A flow cytometric opsonophagocytic assay for measurement of functional antibodies elicited after vaccination with the 23-valent pneumococcal polysaccharide vaccine. (8/1170)

Opsonophagocytosis is the primary mechanism for clearance of pneumococci from the host, and the measurement of opsonophagocytic antibodies appears to correlate with vaccine-induced protection. We developed a semiautomated flow cytometric opsonophagocytosis assay using HL-60 granulocytes as effector cells and nonviable 5, 6-carboxyfluorescein, succinimidyl ester-labeled Streptococcus pneumoniae (serotypes 4, 6B, 9V, 14, 18C, 19F, and 23F) as bacterial targets. The flow cytometric opsonophagocytosis assay was highly reproducible (for 87% of repetitive assays the titers were within 1 dilution of the median titer) and serotype specific, with >/=97% inhibition of opsonophagocytic titer by addition of homologous serotype-specific polysaccharide. In general, opsonophagocytic titers were not significantly inhibited by the presence of either heterologous pneumococcal polysaccharide or penicillin in the serum. The flow cytometric assay could reproducibly measure functional antibody activity in prevaccination (n = 28) and postvaccination (n = 36) serum specimens from healthy adult volunteers vaccinated with the 23-valent pneumococcal polysaccharide vaccine. When compared with a standardized manual viable opsonophagocytic assay, a high correlation (r = 0.89; P +info)

  • The Global Alliance for Vaccines and Immunisation (GAVI) and the World Health Organization (WHO) have committed to the introduction of PCV for infants in GAVI-eligible countries (including PNG). (
  • Even if the vaccine is procured at a tenth of the market price, the vaccine will still cost Rs 10 lakh to reduce four cases of chest infection. (
  • The effect of chronic cytomegalovirus infection on pneumococcal vaccine responses. (
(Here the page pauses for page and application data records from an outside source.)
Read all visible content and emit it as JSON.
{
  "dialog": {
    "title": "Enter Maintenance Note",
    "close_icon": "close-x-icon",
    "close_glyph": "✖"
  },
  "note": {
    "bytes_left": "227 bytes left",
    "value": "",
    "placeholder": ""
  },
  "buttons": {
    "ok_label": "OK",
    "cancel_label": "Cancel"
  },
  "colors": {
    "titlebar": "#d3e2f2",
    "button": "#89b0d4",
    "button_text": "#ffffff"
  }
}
  • CONCLUSIONS: These data imply that CMV infection is not directly responsible for the decline in pneumococcal vaccine responses seen with age but suggest that CMV-seropositive individuals differ in their natural exposure to pneumococci or have altered mucosal immune responses after colonization with this organism. (
  • Areas covered: In this review, the most important emerging problems regarding pneumococcal conjugate vaccines (PCVs) are discussed in addition to the status of new vaccine design and development. (
  • Expert opinion: Protein vaccines using agents different from capsular polysaccharides (CPs) or whole-cell vaccines seem to induce a broader immune response than PCVs and theoretically offer definitive solutions, as they can stimulate both humoral and cellular immunity. (
  • The vaccine costs more than Rs 3,000 per dose and the three doses required to immunise a child cost more than Rs 10,000. (
  • The need for introducing this exorbitantly expensive vaccine that perhaps aggravates rather than alleviates respiratory morbidity in children and the need, now, to grant it a patent in India, has left organisations like Medecins Sans Frontiers (MSF) wondering about the clout that the manufacturer wields. (
  • Priming of the immune system against all vaccine serotypes was confirmed by robust increases in ELISA antibody levels (∼6.0-17 fold) and OPA titers (∼8-93 fold) after a fourth consecutive dose of PHiD-CV. (
  • BACKGROUND: Immune function declines with age and has been associated with reduced vaccine responsiveness. (